She defended the use of force, saying that authorities had received reports that there were weapons inside the house.
"When law enforcement goes into a situation like that, it must be prepared for the unexpected," she said.
President Clinton, who said he had kept up with developments through the night, said he approved the raid once it appeared that negotiations would prove fruitless.
"I supported the decisions that were made . . . and I believe that it was the right thing to do," Clinton told reporters at the White House. "The law has been upheld."
The Miami relatives said that they were still negotiating and had been put on hold on the telephone by a mediator when the agents arrived. "We're angry and disgusted," said Kendall Coffey, an attorney for the relatives.
Juan Miguel Gonzalez's attorney confirmed that the boy would stay in the United States.
"Juan Gonzalez has made a commitment to remain in the United States during this appeal, and he will live up to that commitment," Craig said.
In January, six weeks after Elian's rescue, the INS declared that, in accordance with the law, the child should be returned to his father, who works at a Cuban hotel.
However, the boy's U.S. relatives - supported by the politically powerful and intensely anti-Communist exile community - objected, saying that the child should not be raised in Cuba.

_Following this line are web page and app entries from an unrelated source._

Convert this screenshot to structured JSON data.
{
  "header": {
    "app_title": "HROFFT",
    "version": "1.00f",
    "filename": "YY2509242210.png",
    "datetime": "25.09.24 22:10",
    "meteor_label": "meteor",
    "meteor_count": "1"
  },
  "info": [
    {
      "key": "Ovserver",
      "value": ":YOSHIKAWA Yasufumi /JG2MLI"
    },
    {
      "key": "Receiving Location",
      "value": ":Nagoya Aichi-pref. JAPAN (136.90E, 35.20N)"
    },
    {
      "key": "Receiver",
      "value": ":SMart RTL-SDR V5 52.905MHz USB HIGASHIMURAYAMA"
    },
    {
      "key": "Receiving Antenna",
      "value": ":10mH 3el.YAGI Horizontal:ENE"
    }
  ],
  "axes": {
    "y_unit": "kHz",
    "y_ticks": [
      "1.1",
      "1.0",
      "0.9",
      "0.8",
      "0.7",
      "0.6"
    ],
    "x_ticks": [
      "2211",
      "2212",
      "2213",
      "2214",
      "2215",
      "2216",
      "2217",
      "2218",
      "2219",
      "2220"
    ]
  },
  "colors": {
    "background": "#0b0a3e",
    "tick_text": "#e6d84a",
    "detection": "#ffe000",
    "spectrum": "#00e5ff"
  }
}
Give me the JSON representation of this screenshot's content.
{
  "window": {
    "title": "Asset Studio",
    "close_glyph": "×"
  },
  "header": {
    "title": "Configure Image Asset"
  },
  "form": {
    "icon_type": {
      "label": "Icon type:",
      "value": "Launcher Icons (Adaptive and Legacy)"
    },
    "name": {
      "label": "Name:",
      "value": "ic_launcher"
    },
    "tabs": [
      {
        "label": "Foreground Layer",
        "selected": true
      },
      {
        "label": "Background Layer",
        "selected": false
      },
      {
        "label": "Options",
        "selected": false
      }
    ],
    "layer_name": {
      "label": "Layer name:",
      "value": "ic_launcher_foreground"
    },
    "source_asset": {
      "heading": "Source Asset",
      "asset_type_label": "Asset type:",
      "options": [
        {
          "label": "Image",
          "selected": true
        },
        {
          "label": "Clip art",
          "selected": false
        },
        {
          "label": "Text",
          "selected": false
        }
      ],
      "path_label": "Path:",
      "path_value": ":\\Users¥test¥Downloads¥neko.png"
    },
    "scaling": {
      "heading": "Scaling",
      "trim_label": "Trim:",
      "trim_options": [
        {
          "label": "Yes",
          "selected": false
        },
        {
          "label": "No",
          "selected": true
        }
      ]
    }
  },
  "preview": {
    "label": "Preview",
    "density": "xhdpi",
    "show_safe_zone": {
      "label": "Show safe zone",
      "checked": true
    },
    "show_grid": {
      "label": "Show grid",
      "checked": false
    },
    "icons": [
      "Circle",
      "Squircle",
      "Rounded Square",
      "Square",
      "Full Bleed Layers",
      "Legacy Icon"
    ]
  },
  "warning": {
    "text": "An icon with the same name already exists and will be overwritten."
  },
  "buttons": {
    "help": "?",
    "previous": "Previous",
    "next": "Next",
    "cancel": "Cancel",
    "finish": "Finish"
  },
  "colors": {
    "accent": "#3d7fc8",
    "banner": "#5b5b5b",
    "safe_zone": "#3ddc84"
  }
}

For many exiles, the case stirred up bitter Cold War passions - passions that began spilling over even as the child was whisked away.
Those wanting the child to stay in the United States have kept a virtual 24-hour vigil outside the Gonzalez house, and about 50 people were present when officers came for Elian. As officers moved in, some protesters attempted to stop them but were held at bay by the armed officers and canisters of pepper spray fired into the crowd.

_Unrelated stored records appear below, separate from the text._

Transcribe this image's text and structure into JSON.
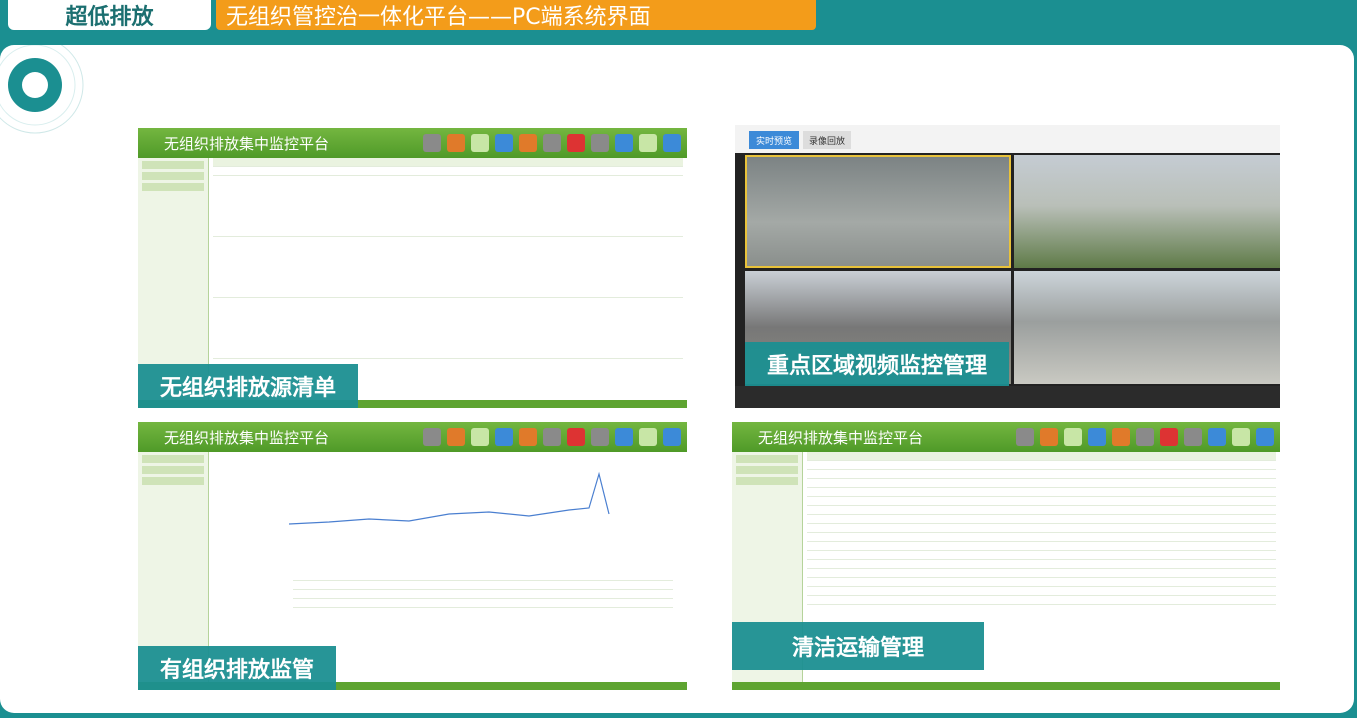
{
  "header": {
    "tag": "超低排放",
    "title": "无组织管控治一体化平台——PC端系统界面"
  },
  "screens": {
    "inventory": {
      "app_title": "无组织排放集中监控平台",
      "caption": "无组织排放源清单"
    },
    "video": {
      "tabs": [
        "实时预览",
        "录像回放"
      ],
      "caption": "重点区域视频监控管理"
    },
    "organized": {
      "app_title": "无组织排放集中监控平台",
      "caption": "有组织排放监管"
    },
    "transport": {
      "app_title": "无组织排放集中监控平台",
      "caption": "清洁运输管理"
    }
  },
  "colors": {
    "teal": "#1b8f91",
    "orange": "#f39c1a",
    "green": "#5ea431"
  }
}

As unmarked vans pulled away from the house, some demonstrators threw chairs and other objects at them. Others simply wept in the middle of the street.

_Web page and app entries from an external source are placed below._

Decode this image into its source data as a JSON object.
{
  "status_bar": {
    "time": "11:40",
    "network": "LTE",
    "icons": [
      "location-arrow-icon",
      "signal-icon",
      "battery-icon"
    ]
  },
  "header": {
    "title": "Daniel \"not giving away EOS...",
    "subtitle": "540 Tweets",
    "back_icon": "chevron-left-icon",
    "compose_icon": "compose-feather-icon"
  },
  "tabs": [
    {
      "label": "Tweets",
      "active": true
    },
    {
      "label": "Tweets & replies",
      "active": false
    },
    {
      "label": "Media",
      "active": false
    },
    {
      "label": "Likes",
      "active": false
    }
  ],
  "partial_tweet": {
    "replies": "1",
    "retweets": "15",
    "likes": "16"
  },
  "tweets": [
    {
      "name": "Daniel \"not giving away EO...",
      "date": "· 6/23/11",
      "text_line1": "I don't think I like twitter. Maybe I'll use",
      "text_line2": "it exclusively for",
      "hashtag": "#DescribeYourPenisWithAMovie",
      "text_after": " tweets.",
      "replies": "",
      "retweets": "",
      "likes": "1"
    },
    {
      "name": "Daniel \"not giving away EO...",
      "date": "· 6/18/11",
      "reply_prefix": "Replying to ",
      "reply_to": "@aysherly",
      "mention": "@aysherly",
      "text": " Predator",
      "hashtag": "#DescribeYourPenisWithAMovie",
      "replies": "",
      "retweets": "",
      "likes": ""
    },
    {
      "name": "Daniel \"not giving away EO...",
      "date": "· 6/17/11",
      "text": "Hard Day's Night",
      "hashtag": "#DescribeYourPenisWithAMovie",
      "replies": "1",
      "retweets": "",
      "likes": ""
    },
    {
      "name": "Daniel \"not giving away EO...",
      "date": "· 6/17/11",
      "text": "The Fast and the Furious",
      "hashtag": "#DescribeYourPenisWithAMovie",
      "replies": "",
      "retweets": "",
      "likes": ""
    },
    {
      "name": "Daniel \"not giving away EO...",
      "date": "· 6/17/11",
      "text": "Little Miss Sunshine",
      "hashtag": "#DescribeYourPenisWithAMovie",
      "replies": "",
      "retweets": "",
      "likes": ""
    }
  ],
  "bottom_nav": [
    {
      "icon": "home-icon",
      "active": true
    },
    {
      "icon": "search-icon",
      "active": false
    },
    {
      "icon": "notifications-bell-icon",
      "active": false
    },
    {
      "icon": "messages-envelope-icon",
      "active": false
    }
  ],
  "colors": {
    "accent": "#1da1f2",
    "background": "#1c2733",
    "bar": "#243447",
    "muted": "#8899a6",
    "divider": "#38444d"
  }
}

By sunrise, as word of the raid spread, protesters began rolling Dumpsters into the streets and setting fire to them, uprooting street signs, and overturning cement benches.
By noon, a phalanx of police officers in riot gear stood along Flagler Avenue, one of Little Havana's main thoroughfares, tapping their batons on their shields and periodically lobbing tear gas at the crowd.
Meanwhile, drivers honked their horns and waved small Cuban flags as they weaved down streets littered with flaming piles of trash and chunks of cement.
The scene throughout the rest of Little Havana was in sharp contrast to that outside the Gonzalez house. In front of the pale-blue bungalow, the atmosphere was quiet, almost funereal.
While many in the crowd were mournful, the dominant emotion was anger.
"What they did was an insult to the Cuban community," said Isabel Meruelo, 28, an education student, who carried a sign that read "Deport Reno." "The child is a human being; he's not a piece of furniture," she said.
Standing nearby, her friend, Terri Dixson, nodded.
"They acted like a Communist country," said Dixson, a nurse, referring to the federal raid. "They acted like the Cuban government would. They just came in the middle of the night and took what they wanted."
As Cuban-American leaders tried to organize a citywide protest for Tuesday, crowds three- and four-deep at the Gonzalez house pressed against yellow police tape hastily strung to replace the chain-link fence that federal agents had snapped during the morning's raid.
One man circulated through the crowd holding an inner tube affixed to boat oar with the words "Clinton Asecino de Ninos" (Clinton killer of children). Some people took photographs. Others waved Cuban flags and upside-down American flags.
In the yard where Elian had so often been photographed playing, there was only a foot-worn and thinning layer of grass. A wading pool with rainbows and giraffes lay crumpled by a back fence. A silver Mylar balloon floated above a yellow slide set engraved with the words "El Parque de Elian" (Elian's Park).
Richard Lezin Jones' e-mail address is email@example.com
* This article contains information from Inquirer wire services.